that "the substance when analyzed consisted of sulphuric acid and lime, and, when dissolved in water and the solution allowed to evaporate, it crystallized in the well-known form of gypsum; the crystals being all alike, there being no amorphous matter among them." Mr. Murray's conclusion is that in "placing Bathybius among living things the describers of it committed an error."

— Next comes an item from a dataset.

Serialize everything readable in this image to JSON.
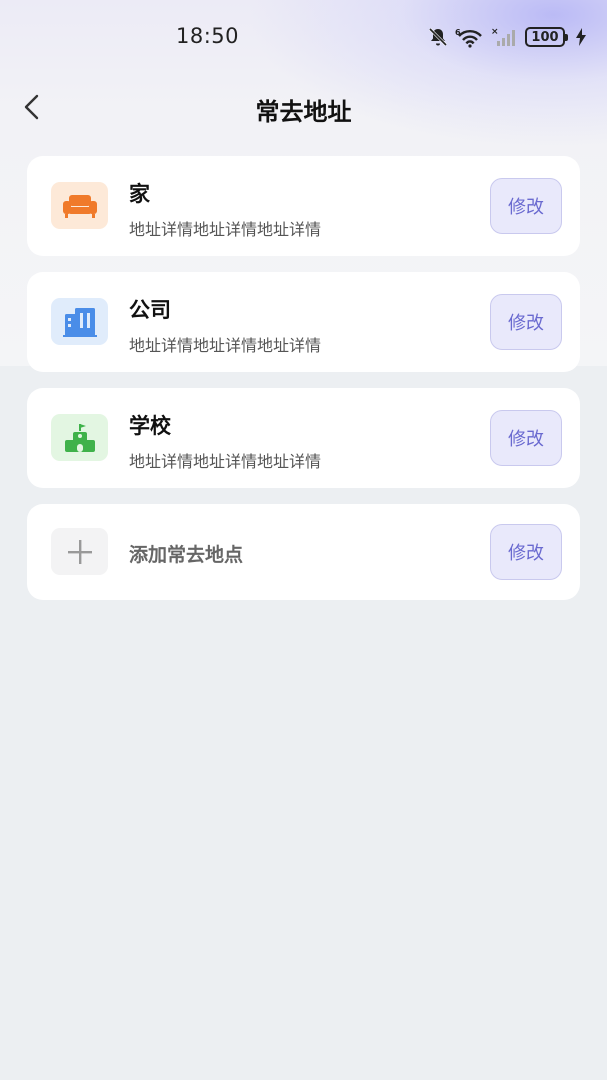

Eccentricity in Wood-Growth.—Mr. T. S. Gold writes as follows, in the Gardener's Monthly, concerning the unequal deposition of wood in growing trees but partially exposed to the action of the wind: "A chokecherry sprang from seed in front of my piazza, close to it, and could only be moved by the winds laterally. The section of the trunk was elliptical, the longer diameter being nearly double the shorter. Since the tree has grown above the roof of the piazza the trunk is becoming less elliptical. A young plum-tree standing close by the side of an out-building was killed by mice, and the sprouts were allowed to grow. These were all elliptical like the cherry, and made most wood on the two sides. It appeared to me that the trees made wood where it was most needed, on the sides where the strain of the wind came. Sometimes the eccentricity is produced by large branches or large roots on one side of the stem, and in other cases these seem to have little influence." This accords with the view of Mr. Herbert Spencer, who, in the appendix to his second volume of "Biology," gives the history of an interesting course of experiments "On Circulation and the Formation of Wood in Plants."
Notes on the British Arctic Expedition.—Of the two ships constituting the British Polar Expedition, the Discovery, Captain Stephenson, wintered at Cape Baird, latitude 81° 40'; and the Alert, Captain Nares, at Cape Union, latitude 82° 30'. The site of the supposed "Open Polar Sea" was found to be occupied by a rigid sea of ice, called the Paleocrystic Sea, or Sea of Ancient Ice. The thickness of this ice is enormous, varying from 80 to 120 feet. This Paleocrystic Sea is no doubt the accumulation of many years, or even of centuries. The lowest temperature experienced by the expedition was 104° Fahr. below freezing, which is 20° below the minimum observed by the Polaris Expedition. The sun was absent 142 days. A sled-party from the Alert planted the British flag in latitude 83° 20' 26"; but, as they had to hew a track through the exceedingly rough surface of this frozen sea, seventy-two days were spent in accomplishing the journey. Another party explored the coast-line westward for a distance of 220 miles. The most northerly point of the coast of Grant Land was found by this party to be Cape Columbia—latitude 83° 7', west longitude 70° 30'. The Greenland coast was explored by a party from the Discovery, and its most northerly point found to be in latitude 82° 50', west longitude 43° 30'; thence the coast trends in a southeastern direction. A good seam of coal was discovered near the winter-quarters of the Discovery. A brass tablet with the following appropriate inscription was fixed on the grave of the gallant American explorer, Captain Charles Francis Hall: "Sacred to the memory of Captain C. F. Hall, of the U. S. ship Polaris, who sacrificed his life in the advancement of science on November 8, 1871. This tablet has been erected by the British Polar Expedition of 1875, who, following in his footsteps, have profited by his experience."
Sexual Selection among the Monkeys.—Mr. Darwin, in his "Descent of Man," holds that the brilliant coloring of the face in the male mandrill, and of the posterior callosities in that and sundry other species of monkeys, is the result of sexual selection. He now, in a communication to Nature, brings forward some new observations on this subject made by Joh. von Fischer, of Gotha. Von Fischer finds that not only the mandrill, but the drill and three other kinds of baboons, which he names, also Cynopithecus niger, Macacus rhesus, and M. nemestrinus turn the hind-parts of their bodies, which in all these species is more or less highly colored, toward him when they are pleased, and toward other persons as a kind of greeting. Many other facts of a like nature are mentioned by Mr. Darwin, and then he expresses the opinion that "the bright colors, whether on the face or hinder end, or, as in the mandrill, on both, serve as a sexual ornament and attraction. Any-